▸ Task material:
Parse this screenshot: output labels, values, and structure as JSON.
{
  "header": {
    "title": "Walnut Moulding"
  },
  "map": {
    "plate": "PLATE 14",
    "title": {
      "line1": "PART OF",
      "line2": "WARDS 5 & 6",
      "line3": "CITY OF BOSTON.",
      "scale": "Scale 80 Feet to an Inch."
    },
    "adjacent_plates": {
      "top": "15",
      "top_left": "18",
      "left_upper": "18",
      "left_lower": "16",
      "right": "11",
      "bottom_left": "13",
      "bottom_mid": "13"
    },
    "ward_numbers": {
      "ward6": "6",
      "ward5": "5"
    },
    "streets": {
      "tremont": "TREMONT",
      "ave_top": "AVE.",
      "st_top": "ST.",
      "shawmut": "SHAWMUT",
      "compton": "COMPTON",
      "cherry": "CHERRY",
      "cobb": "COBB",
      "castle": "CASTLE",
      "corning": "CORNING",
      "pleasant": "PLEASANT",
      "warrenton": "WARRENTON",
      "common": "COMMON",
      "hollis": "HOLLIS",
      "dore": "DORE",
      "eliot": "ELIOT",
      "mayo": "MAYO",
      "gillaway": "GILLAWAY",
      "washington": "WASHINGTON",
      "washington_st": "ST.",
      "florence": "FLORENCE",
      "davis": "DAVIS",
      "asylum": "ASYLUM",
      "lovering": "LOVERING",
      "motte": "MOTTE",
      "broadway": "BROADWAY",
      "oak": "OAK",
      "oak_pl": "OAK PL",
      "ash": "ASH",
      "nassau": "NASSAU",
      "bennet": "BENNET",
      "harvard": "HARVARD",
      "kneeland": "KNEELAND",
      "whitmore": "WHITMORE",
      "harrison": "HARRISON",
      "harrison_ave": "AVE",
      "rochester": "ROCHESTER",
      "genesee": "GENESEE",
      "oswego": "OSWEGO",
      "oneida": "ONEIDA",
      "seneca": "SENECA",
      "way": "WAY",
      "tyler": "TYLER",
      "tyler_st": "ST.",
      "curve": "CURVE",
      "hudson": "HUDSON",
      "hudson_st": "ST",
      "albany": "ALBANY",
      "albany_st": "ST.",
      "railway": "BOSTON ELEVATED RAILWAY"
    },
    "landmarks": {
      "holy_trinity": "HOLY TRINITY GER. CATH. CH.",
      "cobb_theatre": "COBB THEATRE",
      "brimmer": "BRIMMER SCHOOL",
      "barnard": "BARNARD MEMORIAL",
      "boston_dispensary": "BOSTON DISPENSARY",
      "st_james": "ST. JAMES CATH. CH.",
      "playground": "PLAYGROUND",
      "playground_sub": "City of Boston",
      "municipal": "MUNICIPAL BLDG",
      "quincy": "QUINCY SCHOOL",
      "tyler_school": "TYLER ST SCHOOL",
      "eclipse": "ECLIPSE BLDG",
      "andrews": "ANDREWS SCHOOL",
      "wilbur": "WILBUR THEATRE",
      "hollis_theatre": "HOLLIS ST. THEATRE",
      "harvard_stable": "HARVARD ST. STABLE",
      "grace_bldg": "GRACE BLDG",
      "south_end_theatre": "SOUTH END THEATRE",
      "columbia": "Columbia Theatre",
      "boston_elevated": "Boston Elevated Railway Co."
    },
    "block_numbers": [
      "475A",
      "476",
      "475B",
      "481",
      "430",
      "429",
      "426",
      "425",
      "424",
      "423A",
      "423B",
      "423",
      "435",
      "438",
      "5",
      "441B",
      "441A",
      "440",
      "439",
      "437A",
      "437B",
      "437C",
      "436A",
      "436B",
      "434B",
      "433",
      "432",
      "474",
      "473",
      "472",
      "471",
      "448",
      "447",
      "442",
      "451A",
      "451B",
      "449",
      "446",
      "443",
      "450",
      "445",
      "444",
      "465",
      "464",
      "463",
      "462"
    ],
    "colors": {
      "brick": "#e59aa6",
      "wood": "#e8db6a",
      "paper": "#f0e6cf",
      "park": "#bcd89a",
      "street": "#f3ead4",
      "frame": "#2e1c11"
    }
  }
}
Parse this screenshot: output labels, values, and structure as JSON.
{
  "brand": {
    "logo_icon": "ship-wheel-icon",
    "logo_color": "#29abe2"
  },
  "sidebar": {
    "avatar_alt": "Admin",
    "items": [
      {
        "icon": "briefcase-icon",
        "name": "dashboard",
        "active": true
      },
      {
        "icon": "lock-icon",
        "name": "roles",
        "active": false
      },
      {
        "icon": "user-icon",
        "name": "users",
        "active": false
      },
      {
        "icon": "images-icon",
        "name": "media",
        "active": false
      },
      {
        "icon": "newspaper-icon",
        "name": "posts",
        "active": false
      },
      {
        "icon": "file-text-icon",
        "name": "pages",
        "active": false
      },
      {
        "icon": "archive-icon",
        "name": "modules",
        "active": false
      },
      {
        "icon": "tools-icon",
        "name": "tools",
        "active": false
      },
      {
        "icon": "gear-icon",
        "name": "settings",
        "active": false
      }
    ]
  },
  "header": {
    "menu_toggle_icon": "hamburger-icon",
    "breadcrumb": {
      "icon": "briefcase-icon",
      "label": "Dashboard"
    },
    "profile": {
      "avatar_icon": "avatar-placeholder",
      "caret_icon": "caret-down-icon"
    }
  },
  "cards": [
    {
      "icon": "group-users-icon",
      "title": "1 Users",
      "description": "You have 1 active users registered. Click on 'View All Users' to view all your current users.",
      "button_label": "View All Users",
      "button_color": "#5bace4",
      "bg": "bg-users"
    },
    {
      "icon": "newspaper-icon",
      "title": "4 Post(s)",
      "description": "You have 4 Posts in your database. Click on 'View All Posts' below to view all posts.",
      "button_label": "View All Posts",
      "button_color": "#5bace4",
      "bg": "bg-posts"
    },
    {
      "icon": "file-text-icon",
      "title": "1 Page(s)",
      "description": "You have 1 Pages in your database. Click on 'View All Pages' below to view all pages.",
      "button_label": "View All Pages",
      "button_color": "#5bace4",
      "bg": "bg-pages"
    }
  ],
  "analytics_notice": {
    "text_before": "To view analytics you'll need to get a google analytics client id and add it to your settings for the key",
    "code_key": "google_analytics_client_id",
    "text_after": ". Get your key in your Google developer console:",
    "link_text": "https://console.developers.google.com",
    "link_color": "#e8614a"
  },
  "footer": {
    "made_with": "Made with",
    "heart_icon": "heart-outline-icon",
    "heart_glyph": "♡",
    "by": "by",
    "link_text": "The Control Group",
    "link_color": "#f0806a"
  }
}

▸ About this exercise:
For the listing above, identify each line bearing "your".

▸ Answer area:
      "description": "You have 1 active users registered. Click on 'View All Users' to view all your current users.",
      "description": "You have 4 Posts in your database. Click on 'View All Posts' below to view all posts.",
      "description": "You have 1 Pages in your database. Click on 'View All Pages' below to view all pages.",
    "text_before": "To view analytics you'll need to get a google analytics client id and add it to your settings for the key",
    "text_after": ". Get your key in your Google developer console:",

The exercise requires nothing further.